Friday, March 9, 2012

Man Cave Phase II - Framing and Drywall

Wikipedia defines a Man Cave as a space "where guys can do as they please without fear of upsetting any female sensibility about house decor or design." While I'm not so sure this entirely applies in my case (as I'm quite fond of my wife's tastes), I've slowly come to realize that my wife and family spend much more time at home, and thus most of the habitable space belongs--in spirit--to them.

However, when we purchased our home, the plan was that I would convert the third garage parking space into my own private space, and--like most Man Caves--a place to store stuff that for various reasons would best be exiled from the rest of the living quarters. Still, unlike most similar retreats, my hypothetical cave would not take the typical form as a shrine to drinking, eating, burping, and sitting on the couch (ok, maybe some eating). Instead, it would be Maker Man Cave, a place that would serve as my office, shop, and place to play with pointy, pokey, smokey, smelly, shocky things.

The first step, which I described briefly in the first post, involved framing the walls and a partial dropped ceiling with 2x4 lumber. This took a few days of work spread out over a few weekends, but was complicated by doing the work in a space that I'd already populated with crap. Building a room that's essentially already in use is kind of like building a covered wagon after you've already started heading out West. So far, I haven't run into any big snowstorms, so maybe I'll be lucky enough to reach my end point without metaphorically having to eat my own Donner Pass-style "hungry man" dinners.

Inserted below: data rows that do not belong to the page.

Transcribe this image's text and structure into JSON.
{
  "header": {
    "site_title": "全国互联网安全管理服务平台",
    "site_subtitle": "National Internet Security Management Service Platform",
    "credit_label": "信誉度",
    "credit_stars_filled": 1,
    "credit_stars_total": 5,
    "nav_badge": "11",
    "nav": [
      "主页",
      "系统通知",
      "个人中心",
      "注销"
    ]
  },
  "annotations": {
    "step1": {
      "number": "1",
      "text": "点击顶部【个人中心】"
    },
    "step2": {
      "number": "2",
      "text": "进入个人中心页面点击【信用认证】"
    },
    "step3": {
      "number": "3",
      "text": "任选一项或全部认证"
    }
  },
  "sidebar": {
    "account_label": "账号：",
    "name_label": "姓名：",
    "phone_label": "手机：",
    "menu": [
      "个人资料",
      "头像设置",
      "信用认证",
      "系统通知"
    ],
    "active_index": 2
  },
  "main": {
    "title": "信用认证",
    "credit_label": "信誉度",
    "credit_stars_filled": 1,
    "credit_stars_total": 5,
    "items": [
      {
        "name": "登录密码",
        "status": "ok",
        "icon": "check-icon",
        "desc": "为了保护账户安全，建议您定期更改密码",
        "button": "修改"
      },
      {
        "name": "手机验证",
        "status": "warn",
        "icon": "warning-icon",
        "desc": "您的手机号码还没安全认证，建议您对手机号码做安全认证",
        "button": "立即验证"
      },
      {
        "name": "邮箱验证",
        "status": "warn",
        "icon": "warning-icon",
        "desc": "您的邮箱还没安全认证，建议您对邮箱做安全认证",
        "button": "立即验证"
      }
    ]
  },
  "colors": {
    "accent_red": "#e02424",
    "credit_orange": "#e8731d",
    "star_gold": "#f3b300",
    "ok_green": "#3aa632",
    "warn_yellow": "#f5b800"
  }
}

Most of the framing has been straightforward, with the possible exception of a 10-foot 4x6 beam to support the ceiling and wall that surrounds the garage door (when open). On the existing side wall, I had to cut, remove and replace a strip of drywall so I could embed king and cripple studs inside to properly support the beam.

For power, the existing 20 amp garage outlet was tapped to supply a number of new utility outlets...

and new light fixtures to be suspended from the dropped ceiling.

Putting up and taping the drywall took a few days but went fairly smoothly. Next time, I'll take more time to thin and mechanically mix the joint compound with a drill mixer before applying it. Instead, I probably wasted a lot of time redoing joints because of lumps in the compound. When I purchased a second bucket of compound that was smoother and slightly more soupy, the joints were astonishingly easier to mud.

To finish the walls, I chose to take my lead from most home builders these days. Even though I didn't need the walls and joints to look absolutely perfect, a texture can hide a lot of imperfections and save hours of patching and sanding that otherwise would need to be done. Since easy is the path I often like to take, this was the choice for me.

Fortunately, Harbor Freight sells a texture gun for $25 that I've seen on sale for as low at $17. I already purchased one for a previous job so simply had to mix and spray the texture. Unfortunately, mixing and spraying the texture was almost as messy as the plot of Spiderman 3, but all I had to do afterward was give it a light sanding to knock down the high spots.

Finally, it's looking like a real room. The next steps will be to prime and paint the walls and ceilings, hang the doors, and install the fixtures, which I hope to get to soon.